On a Saturday many of the guests had a off-duty yet still polished look, here for the weekend, the gym and the pool with someone else paying and determined to make the most of it.

In the morning I attended to work-related email and began this piece.  
In the afternoon we wandered out of the hotel and wandered aimlessly down Patpong Street and Silom Road and decided we really did not like Bangkok much, except that it was a good gateway to the rest of Asia, the great stepping off point. 

Sunday, 18 November 2012


We left the boat around 1245 on Thursday and were deposited the Boat Terminus and then got on onto a bus for the four our journey back to Hanoi. 

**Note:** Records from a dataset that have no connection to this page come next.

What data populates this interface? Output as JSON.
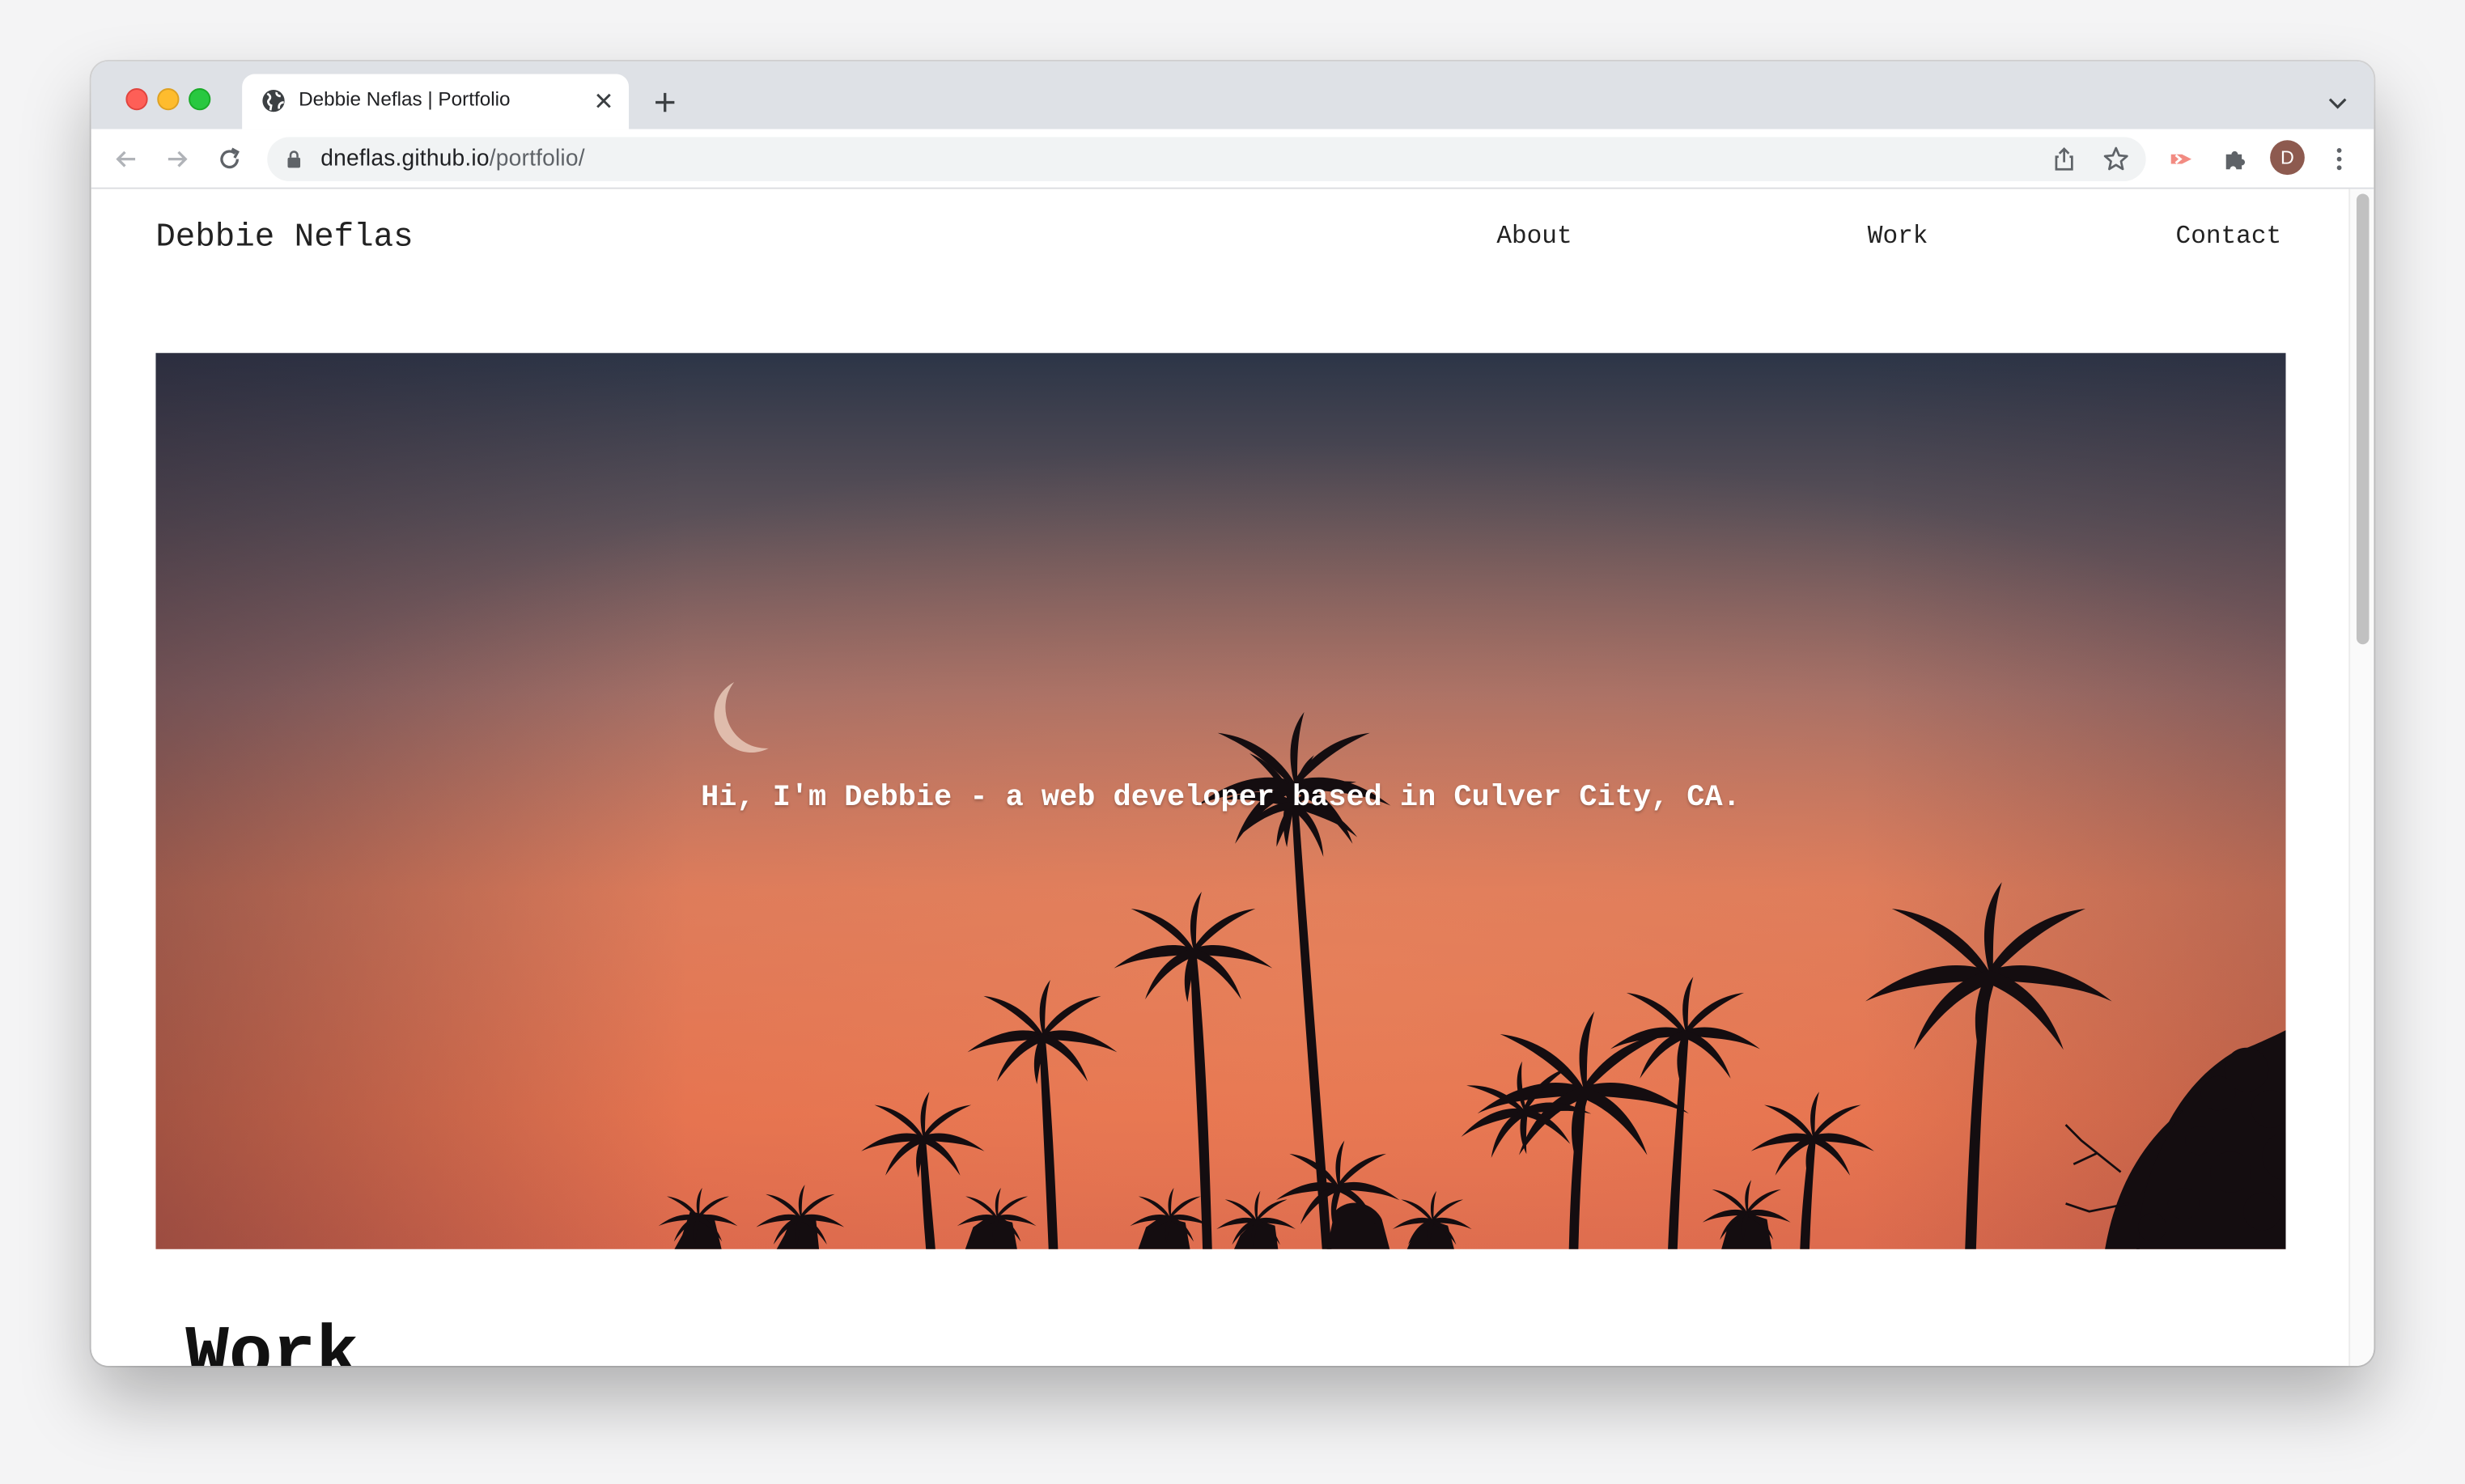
{
  "browser": {
    "tab_title": "Debbie Neflas | Portfolio",
    "url_host": "dneflas.github.io",
    "url_path": "/portfolio/",
    "profile_initial": "D",
    "icons": [
      "globe-icon",
      "close-icon",
      "plus-icon",
      "chevron-down-icon",
      "back-icon",
      "forward-icon",
      "reload-icon",
      "lock-icon",
      "share-icon",
      "star-icon",
      "extension-icon",
      "puzzle-icon",
      "more-icon"
    ]
  },
  "site": {
    "name": "Debbie Neflas",
    "nav": [
      {
        "label": "About"
      },
      {
        "label": "Work"
      },
      {
        "label": "Contact"
      }
    ],
    "hero_text": "Hi, I'm Debbie - a web developer based in Culver City, CA.",
    "section_heading": "Work"
  },
  "colors": {
    "sky_top": "#2c3547",
    "sky_mid": "#a8736e",
    "sky_bottom": "#e3714c",
    "silhouette": "#140d10"
  }
}
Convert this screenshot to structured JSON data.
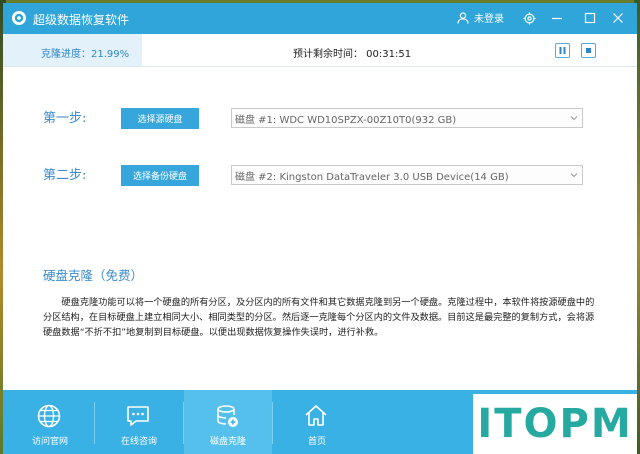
{
  "window": {
    "title": "超级数据恢复软件",
    "user_label": "未登录"
  },
  "progress": {
    "label": "克隆进度：21.99%",
    "fraction": 0.2199,
    "eta": "预计剩余时间：   00:31:51"
  },
  "steps": [
    {
      "label": "第一步:",
      "button": "选择源硬盘",
      "disk": "磁盘 #1: WDC WD10SPZX-00Z10T0(932 GB)"
    },
    {
      "label": "第二步:",
      "button": "选择备份硬盘",
      "disk": "磁盘 #2: Kingston DataTraveler 3.0 USB Device(14 GB)"
    }
  ],
  "section": {
    "title": "硬盘克隆（免费）",
    "description": "硬盘克隆功能可以将一个硬盘的所有分区，及分区内的所有文件和其它数据克隆到另一个硬盘。克隆过程中，本软件将按源硬盘中的分区结构，在目标硬盘上建立相同大小、相同类型的分区。然后逐一克隆每个分区内的文件及数据。目前这是最完整的复制方式，会将源硬盘数据“不折不扣”地复制到目标硬盘。以便出现数据恢复操作失误时，进行补救。"
  },
  "nav": [
    {
      "label": "访问官网",
      "icon": "globe-icon"
    },
    {
      "label": "在线咨询",
      "icon": "chat-icon"
    },
    {
      "label": "磁盘克隆",
      "icon": "disk-clone-icon"
    },
    {
      "label": "首页",
      "icon": "home-icon"
    }
  ],
  "brand": {
    "text": "ITOPM"
  },
  "colors": {
    "accent": "#2fa5da",
    "nav_bg": "#3ab1e5",
    "brand": "#26a9a0"
  }
}
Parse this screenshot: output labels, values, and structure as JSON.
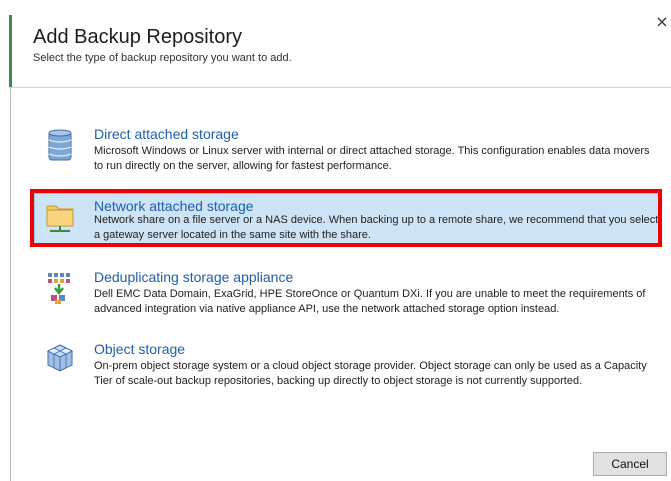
{
  "dialog": {
    "title": "Add Backup Repository",
    "subtitle": "Select the type of backup repository you want to add.",
    "close_glyph": "×"
  },
  "options": [
    {
      "title": "Direct attached storage",
      "description": "Microsoft Windows or Linux server with internal or direct attached storage. This configuration enables data movers to run directly on the server, allowing for fastest performance.",
      "icon": "database-icon",
      "selected": false
    },
    {
      "title": "Network attached storage",
      "description": "Network share on a file server or a NAS device. When backing up to a remote share, we recommend that you select a gateway server located in the same site with the share.",
      "icon": "network-folder-icon",
      "selected": true
    },
    {
      "title": "Deduplicating storage appliance",
      "description": "Dell EMC Data Domain, ExaGrid, HPE StoreOnce or Quantum DXi. If you are unable to meet the requirements of advanced integration via native appliance API, use the network attached storage option instead.",
      "icon": "dedup-appliance-icon",
      "selected": false
    },
    {
      "title": "Object storage",
      "description": "On-prem object storage system or a cloud object storage provider. Object storage can only be used as a Capacity Tier of scale-out backup repositories, backing up directly to object storage is not currently supported.",
      "icon": "object-storage-icon",
      "selected": false
    }
  ],
  "buttons": {
    "cancel": "Cancel"
  },
  "colors": {
    "accent_green": "#3d8b4e",
    "link_blue": "#1f5fa8",
    "selection_bg": "#cde4f7",
    "highlight_red": "#ee0000"
  }
}
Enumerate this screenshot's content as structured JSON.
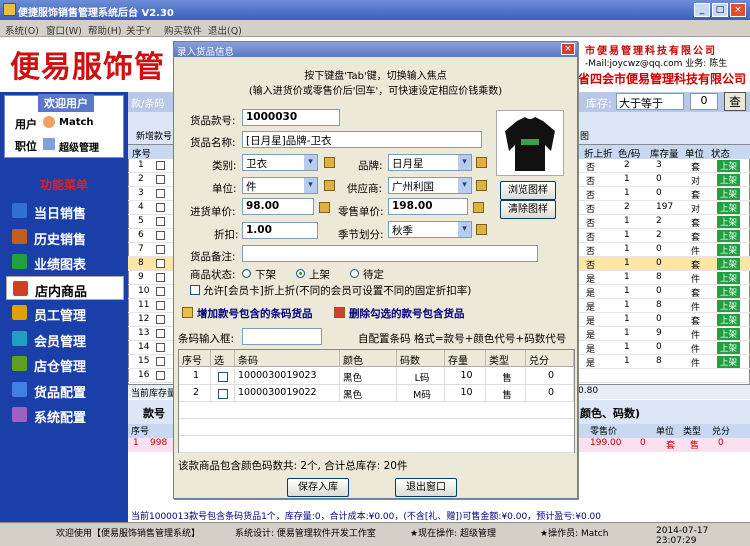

 Bumpty bump, along roads of various states of disrepair with a coffee stop at another one of those Factory Outlets for handicrafts made by those disabled by the conflict.  As I sipped my coffee I made a drawing of the women and girls working on the hand embroideries and a flock gathered round to have a look at what I was about.
A quiet night in and the next morning we were up and packing for the flight south to Bangkok. I wandered round the old part of Hanoi where our 
hotel was situated: small streets and a constant stream of motorbikes, street sellers, with shops and their contents spilling out onto the pavement. Progress in any direction was best achieved by walking towards the on coming torrent of motorbikes.

Hanoi, an ancient city founded in AD 1010 and a settlement of craftsmen around the royal court in lead to the development of the Old Quarter with its guilds, at one time there were thirty-six distinct guilds and crafts people. Many of the streets take their names from the craft guilds they housed. We appeared to be in Silver Street, shop next to shop of silver and other jewellery, punctuated by places selling tour across the region of Vietnam.

The merchandise in some streets was more modern, there appeared to be Tee Shirt Street, and Luggage Street with is constant display of North Face and Nike merchandise.
We headed out to the airport at midday. Laying plans to come here again next year.

Saturday, 17 November 2012


Thursday, posted Friday 
Almost imperceptibly we move through the water; our boat seemed at anchor and it was the rocky outcrops and islands that were drifting by, iceberg-like. A warm breeze skimmed across the water. We were now passing sites that were familiar, like the oil exploration rig, rising up like a small city, with its four towers and cranes and helipads.

We chugged on to our RVP with the bigger boat that would take us home.
Sun warming us, Sian dozes peacefully and Mr Chingh comes and sits next to me. He watches me start to draw again.

Conversation; How old am I? Family? Where from? You first time in Vietnam? The familiar interrogatory is played out.
Mr Chingh is originally from Haiphong, “like Liverpool” he tells me, He lives now in Cat Ba, we both have daughters, smiles are shared. Mr Chingh is forty-two and in 1978, aged eight I guess, he left on a small boat for Hong Kong. A journey of some four hundred and sixty nautical miles, equivalent of crossing the English Channel five times.
He is a small wiry man, with strength and agility. He was one of the refugees or boat people. This was a journey on which he nearly died and he rested up for a week on an island (he indicated the place on the map I carried in my book, ripped out of an inflight magazine four days prior).
Mr Chingh was interned in Hong Kong however he learnt English there. Returning to Vietnam in 1992 when the country was beginning to normalise (the US lifted its trade embargo in 1995). He must have married so after and started his family. His Uncle is in Boston and visits often.
“You call me if you come to Vietnam again” says Mr Chingh
As we board the bigger boat he shouts across from his “You bring family next time you come”